First find the line with "Enumerate this screenshot's", then reproduce it and all following lines of the data to the end, exactly and with no pictures, adding nothing.

Dataset entries:
◇ ◇ ◇ ◇ ◇

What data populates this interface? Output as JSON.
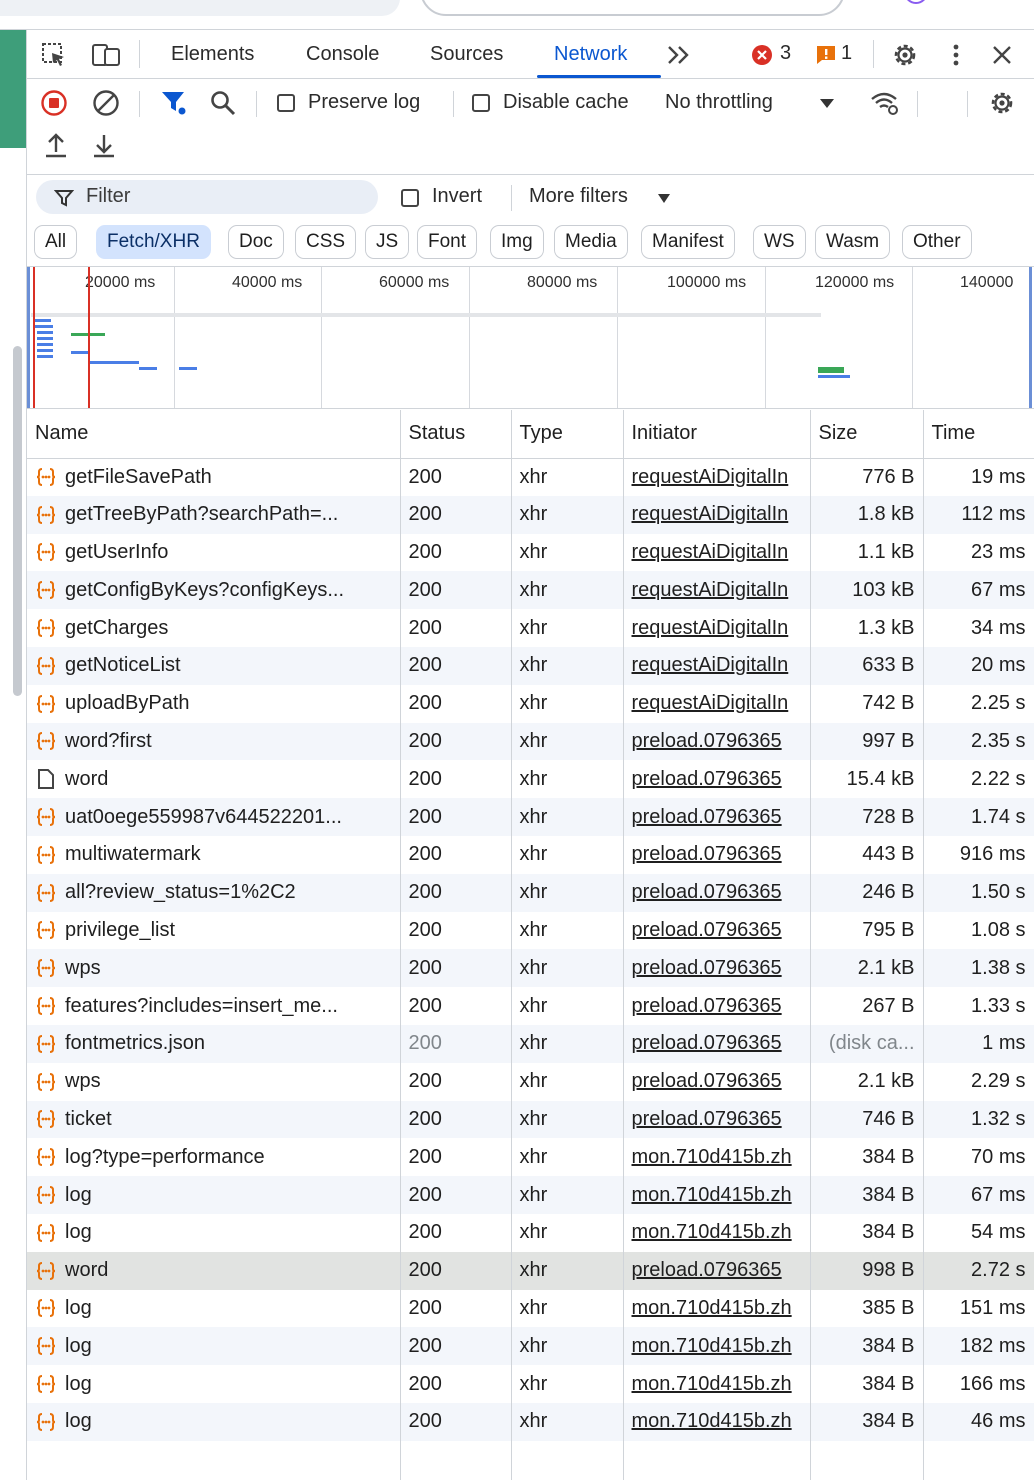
{
  "devtools": {
    "tabs": [
      "Elements",
      "Console",
      "Sources",
      "Network"
    ],
    "active_tab": "Network",
    "error_count": "3",
    "warning_count": "1"
  },
  "toolbar": {
    "preserve_log": "Preserve log",
    "disable_cache": "Disable cache",
    "throttling": "No throttling"
  },
  "filter": {
    "placeholder": "Filter",
    "invert": "Invert",
    "more_filters": "More filters",
    "chips": [
      "All",
      "Fetch/XHR",
      "Doc",
      "CSS",
      "JS",
      "Font",
      "Img",
      "Media",
      "Manifest",
      "WS",
      "Wasm",
      "Other"
    ],
    "active_chip": "Fetch/XHR"
  },
  "timeline": {
    "labels": [
      "20000 ms",
      "40000 ms",
      "60000 ms",
      "80000 ms",
      "100000 ms",
      "120000 ms",
      "140000"
    ]
  },
  "table": {
    "columns": [
      "Name",
      "Status",
      "Type",
      "Initiator",
      "Size",
      "Time"
    ],
    "rows": [
      {
        "icon": "fetch-icon",
        "name": "getFileSavePath",
        "status": "200",
        "type": "xhr",
        "initiator": "requestAiDigitalIn",
        "size": "776 B",
        "time": "19 ms"
      },
      {
        "icon": "fetch-icon",
        "name": "getTreeByPath?searchPath=...",
        "status": "200",
        "type": "xhr",
        "initiator": "requestAiDigitalIn",
        "size": "1.8 kB",
        "time": "112 ms"
      },
      {
        "icon": "fetch-icon",
        "name": "getUserInfo",
        "status": "200",
        "type": "xhr",
        "initiator": "requestAiDigitalIn",
        "size": "1.1 kB",
        "time": "23 ms"
      },
      {
        "icon": "fetch-icon",
        "name": "getConfigByKeys?configKeys...",
        "status": "200",
        "type": "xhr",
        "initiator": "requestAiDigitalIn",
        "size": "103 kB",
        "time": "67 ms"
      },
      {
        "icon": "fetch-icon",
        "name": "getCharges",
        "status": "200",
        "type": "xhr",
        "initiator": "requestAiDigitalIn",
        "size": "1.3 kB",
        "time": "34 ms"
      },
      {
        "icon": "fetch-icon",
        "name": "getNoticeList",
        "status": "200",
        "type": "xhr",
        "initiator": "requestAiDigitalIn",
        "size": "633 B",
        "time": "20 ms"
      },
      {
        "icon": "fetch-icon",
        "name": "uploadByPath",
        "status": "200",
        "type": "xhr",
        "initiator": "requestAiDigitalIn",
        "size": "742 B",
        "time": "2.25 s"
      },
      {
        "icon": "fetch-icon",
        "name": "word?first",
        "status": "200",
        "type": "xhr",
        "initiator": "preload.0796365",
        "size": "997 B",
        "time": "2.35 s"
      },
      {
        "icon": "document-icon",
        "name": "word",
        "status": "200",
        "type": "xhr",
        "initiator": "preload.0796365",
        "size": "15.4 kB",
        "time": "2.22 s"
      },
      {
        "icon": "fetch-icon",
        "name": "uat0oege559987v644522201...",
        "status": "200",
        "type": "xhr",
        "initiator": "preload.0796365",
        "size": "728 B",
        "time": "1.74 s"
      },
      {
        "icon": "fetch-icon",
        "name": "multiwatermark",
        "status": "200",
        "type": "xhr",
        "initiator": "preload.0796365",
        "size": "443 B",
        "time": "916 ms"
      },
      {
        "icon": "fetch-icon",
        "name": "all?review_status=1%2C2",
        "status": "200",
        "type": "xhr",
        "initiator": "preload.0796365",
        "size": "246 B",
        "time": "1.50 s"
      },
      {
        "icon": "fetch-icon",
        "name": "privilege_list",
        "status": "200",
        "type": "xhr",
        "initiator": "preload.0796365",
        "size": "795 B",
        "time": "1.08 s"
      },
      {
        "icon": "fetch-icon",
        "name": "wps",
        "status": "200",
        "type": "xhr",
        "initiator": "preload.0796365",
        "size": "2.1 kB",
        "time": "1.38 s"
      },
      {
        "icon": "fetch-icon",
        "name": "features?includes=insert_me...",
        "status": "200",
        "type": "xhr",
        "initiator": "preload.0796365",
        "size": "267 B",
        "time": "1.33 s"
      },
      {
        "icon": "fetch-icon",
        "name": "fontmetrics.json",
        "status": "200",
        "type": "xhr",
        "initiator": "preload.0796365",
        "size": "(disk ca...",
        "time": "1 ms",
        "cached": true
      },
      {
        "icon": "fetch-icon",
        "name": "wps",
        "status": "200",
        "type": "xhr",
        "initiator": "preload.0796365",
        "size": "2.1 kB",
        "time": "2.29 s"
      },
      {
        "icon": "fetch-icon",
        "name": "ticket",
        "status": "200",
        "type": "xhr",
        "initiator": "preload.0796365",
        "size": "746 B",
        "time": "1.32 s"
      },
      {
        "icon": "fetch-icon",
        "name": "log?type=performance",
        "status": "200",
        "type": "xhr",
        "initiator": "mon.710d415b.zh",
        "size": "384 B",
        "time": "70 ms"
      },
      {
        "icon": "fetch-icon",
        "name": "log",
        "status": "200",
        "type": "xhr",
        "initiator": "mon.710d415b.zh",
        "size": "384 B",
        "time": "67 ms"
      },
      {
        "icon": "fetch-icon",
        "name": "log",
        "status": "200",
        "type": "xhr",
        "initiator": "mon.710d415b.zh",
        "size": "384 B",
        "time": "54 ms"
      },
      {
        "icon": "fetch-icon",
        "name": "word",
        "status": "200",
        "type": "xhr",
        "initiator": "preload.0796365",
        "size": "998 B",
        "time": "2.72 s",
        "selected": true
      },
      {
        "icon": "fetch-icon",
        "name": "log",
        "status": "200",
        "type": "xhr",
        "initiator": "mon.710d415b.zh",
        "size": "385 B",
        "time": "151 ms"
      },
      {
        "icon": "fetch-icon",
        "name": "log",
        "status": "200",
        "type": "xhr",
        "initiator": "mon.710d415b.zh",
        "size": "384 B",
        "time": "182 ms"
      },
      {
        "icon": "fetch-icon",
        "name": "log",
        "status": "200",
        "type": "xhr",
        "initiator": "mon.710d415b.zh",
        "size": "384 B",
        "time": "166 ms"
      },
      {
        "icon": "fetch-icon",
        "name": "log",
        "status": "200",
        "type": "xhr",
        "initiator": "mon.710d415b.zh",
        "size": "384 B",
        "time": "46 ms"
      }
    ]
  },
  "colors": {
    "accent": "#0b57d0",
    "error": "#d93025",
    "warning": "#e8710a",
    "fetch_icon": "#e8710a"
  }
}
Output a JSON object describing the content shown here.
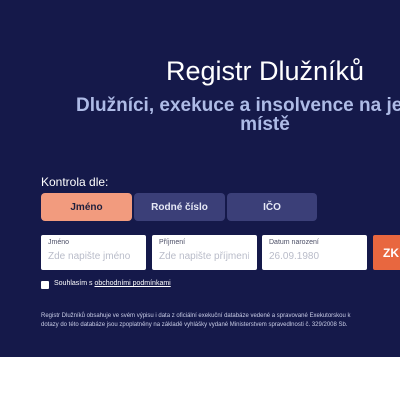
{
  "hero": {
    "title": "Registr Dlužníků",
    "subtitle_line1": "Dlužníci, exekuce a insolvence na jednom",
    "subtitle_line2": "místě"
  },
  "form": {
    "kontrola_label": "Kontrola dle:",
    "tabs": [
      {
        "label": "Jméno",
        "active": true
      },
      {
        "label": "Rodné číslo",
        "active": false
      },
      {
        "label": "IČO",
        "active": false
      }
    ],
    "fields": {
      "jmeno": {
        "label": "Jméno",
        "placeholder": "Zde napište jméno"
      },
      "prijmeni": {
        "label": "Příjmení",
        "placeholder": "Zde napište příjmení"
      },
      "datum": {
        "label": "Datum narození",
        "placeholder": "26.09.1980"
      }
    },
    "search_label": "ZK",
    "consent_prefix": "Souhlasím s ",
    "consent_link": "obchodními podmínkami"
  },
  "info": {
    "line1": "Registr Dlužníků obsahuje ve svém výpisu i data z oficiální exekuční databáze vedené a spravované Exekutorskou k",
    "line2": "dotazy do této databáze jsou zpoplatněny na základě vyhlášky vydané Ministerstvem spravedlnosti č. 329/2008 Sb."
  },
  "colors": {
    "hero_bg": "#15194a",
    "tab_active": "#f29b7e",
    "tab_inactive": "#3b3f78",
    "search_button": "#e8673f",
    "subtitle": "#aebbe6"
  }
}
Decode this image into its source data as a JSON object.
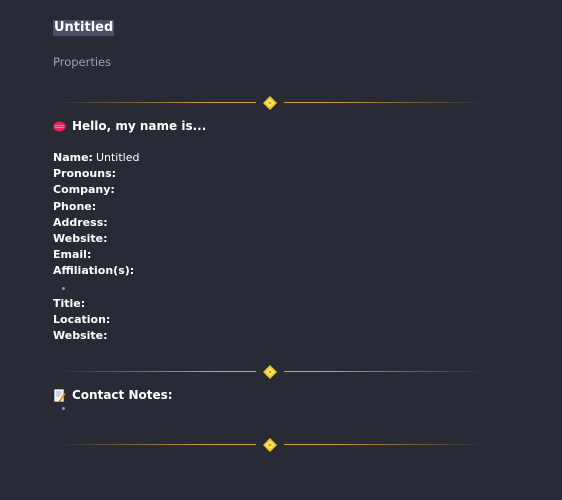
{
  "page": {
    "title": "Untitled",
    "properties_label": "Properties"
  },
  "section_intro": {
    "icon": "lips-emoji",
    "heading": "Hello, my name is..."
  },
  "fields": [
    {
      "label": "Name:",
      "value": "Untitled"
    },
    {
      "label": "Pronouns:",
      "value": ""
    },
    {
      "label": "Company:",
      "value": ""
    },
    {
      "label": "Phone:",
      "value": ""
    },
    {
      "label": "Address:",
      "value": ""
    },
    {
      "label": "Website:",
      "value": ""
    },
    {
      "label": "Email:",
      "value": ""
    },
    {
      "label": "Affiliation(s):",
      "value": ""
    }
  ],
  "fields_after": [
    {
      "label": "Title:",
      "value": ""
    },
    {
      "label": "Location:",
      "value": ""
    },
    {
      "label": "Website:",
      "value": ""
    }
  ],
  "section_notes": {
    "icon": "memo-emoji",
    "heading": "Contact Notes:"
  },
  "colors": {
    "background": "#282a36",
    "divider_gold": "#d4a03a",
    "gem_yellow": "#f5c518",
    "bullet": "#8b8fc0"
  }
}
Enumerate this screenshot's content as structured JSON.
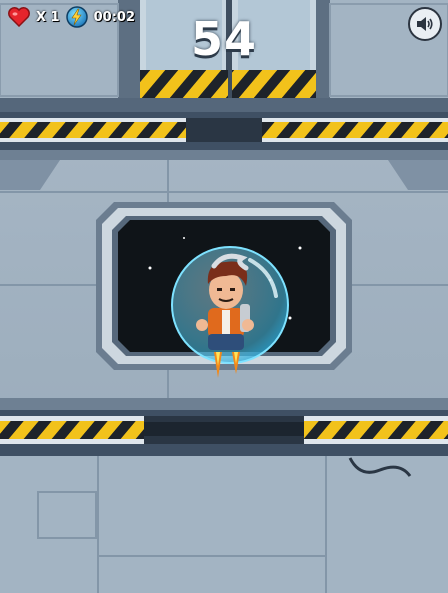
{
  "hud": {
    "lives_label": "X 1",
    "timer": "00:02",
    "score": "54"
  },
  "icons": {
    "lives": "heart-icon",
    "powerup": "lightning-orb-icon",
    "sound": "speaker-icon"
  },
  "colors": {
    "wall": "#a3b4c3",
    "panel_dark": "#56667a",
    "hazard_yellow": "#f2c21b",
    "space": "#0f1418",
    "bubble": "#5bd0ef",
    "heart": "#e5252c"
  }
}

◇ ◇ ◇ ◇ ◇

Problem solution:
Enumerate this screenshot's content as structured JSON.
{
  "hud": {
    "lives_label": "X 1",
    "timer": "00:02",
    "score": "54"
  },
  "icons": {
    "lives": "heart-icon",
    "powerup": "lightning-orb-icon",
    "sound": "speaker-icon"
  },
  "colors": {
    "wall": "#a3b4c3",
    "panel_dark": "#56667a",
    "hazard_yellow": "#f2c21b",
    "space": "#0f1418",
    "bubble": "#5bd0ef",
    "heart": "#e5252c"
  }
}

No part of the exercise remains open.